Tunisia: 600 arrested in anti-austerity protests
Wave of demonstrations sweeps the North African country
Hundreds of protesters have been arrested in Tunisia as a wave of violent demonstrations sweep across the country.
More than 600 anti-government protesters were detained by police on the instructions of Prime Minister Youssef Chahed following three nights of rioting. There are reports the army has also been deployed to protect government buildings.
The immediate cause of the unrest is a new economic policy which will raise the cost of basic goods in order to cut a ballooning deficit and satisfy international lenders.
The International Monetary Fund, which lent the country $2.9bn (£2.1bn) in 2015, told Tunisia last December it needed to take “urgent action” and “decisive measures” to reduce its deficit, the BBC reports.
However, as with the protests that broke out in Iran after Christmas, longer-term factors behind the demonstrations “include high levels of poverty and youth unemployment, particularly among graduates”, says The Guardian.
The paper says January protests have recurred in Tunisia since the death of street-seller Mohamed Bouazizi in 2011 provoked a nationwide wave of anger that led to the overthrow of authoritarian leader Zine al-Abidine Ben Ali and kick-started the Arab Spring.
Since those heady days, and after authoritarian rule returned to many Arab countries, Tunisia has stood out as the one success story. But while it has been held up as a beacon of democracy in the Arab world, the past seven years have not been easy for the North African country.

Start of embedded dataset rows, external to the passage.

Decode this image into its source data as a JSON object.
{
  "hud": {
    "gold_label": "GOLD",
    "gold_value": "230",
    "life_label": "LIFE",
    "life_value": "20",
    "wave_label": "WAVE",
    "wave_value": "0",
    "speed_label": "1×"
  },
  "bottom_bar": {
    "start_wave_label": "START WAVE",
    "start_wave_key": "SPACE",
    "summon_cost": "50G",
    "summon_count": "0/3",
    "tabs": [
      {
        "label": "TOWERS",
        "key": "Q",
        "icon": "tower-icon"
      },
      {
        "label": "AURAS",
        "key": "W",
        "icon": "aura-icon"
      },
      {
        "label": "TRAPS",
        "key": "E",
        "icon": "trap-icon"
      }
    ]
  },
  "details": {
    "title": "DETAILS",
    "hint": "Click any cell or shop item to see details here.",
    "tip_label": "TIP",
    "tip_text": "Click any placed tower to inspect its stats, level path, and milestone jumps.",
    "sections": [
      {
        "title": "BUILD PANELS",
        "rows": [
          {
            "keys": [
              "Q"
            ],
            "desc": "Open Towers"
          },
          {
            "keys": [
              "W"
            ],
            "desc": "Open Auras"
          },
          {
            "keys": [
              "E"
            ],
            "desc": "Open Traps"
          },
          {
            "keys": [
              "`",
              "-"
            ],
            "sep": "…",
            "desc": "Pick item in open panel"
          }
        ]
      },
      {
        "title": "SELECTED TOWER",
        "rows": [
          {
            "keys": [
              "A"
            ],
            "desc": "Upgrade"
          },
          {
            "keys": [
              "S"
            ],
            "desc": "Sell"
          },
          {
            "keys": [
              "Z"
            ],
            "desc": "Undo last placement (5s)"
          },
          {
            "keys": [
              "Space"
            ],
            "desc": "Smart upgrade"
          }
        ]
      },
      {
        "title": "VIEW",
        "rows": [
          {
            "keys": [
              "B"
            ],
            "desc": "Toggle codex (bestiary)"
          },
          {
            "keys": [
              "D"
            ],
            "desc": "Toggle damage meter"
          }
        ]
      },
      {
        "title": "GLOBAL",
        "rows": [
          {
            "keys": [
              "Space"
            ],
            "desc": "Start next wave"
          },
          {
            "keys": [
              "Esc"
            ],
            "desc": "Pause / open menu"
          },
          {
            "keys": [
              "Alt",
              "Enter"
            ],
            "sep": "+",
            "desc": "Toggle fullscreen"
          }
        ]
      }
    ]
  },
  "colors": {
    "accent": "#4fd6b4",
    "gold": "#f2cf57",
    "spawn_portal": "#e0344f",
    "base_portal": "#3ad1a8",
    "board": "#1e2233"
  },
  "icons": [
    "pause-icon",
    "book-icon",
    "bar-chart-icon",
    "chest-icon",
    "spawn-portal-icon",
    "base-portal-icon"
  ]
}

It has had had nine different governments, economic productivity remains stubbornly low and unemployment has forced many young Tunisians abroad, fuelling the migrant crisis. It has also produced a disproportionate number of recruits for Islamic State.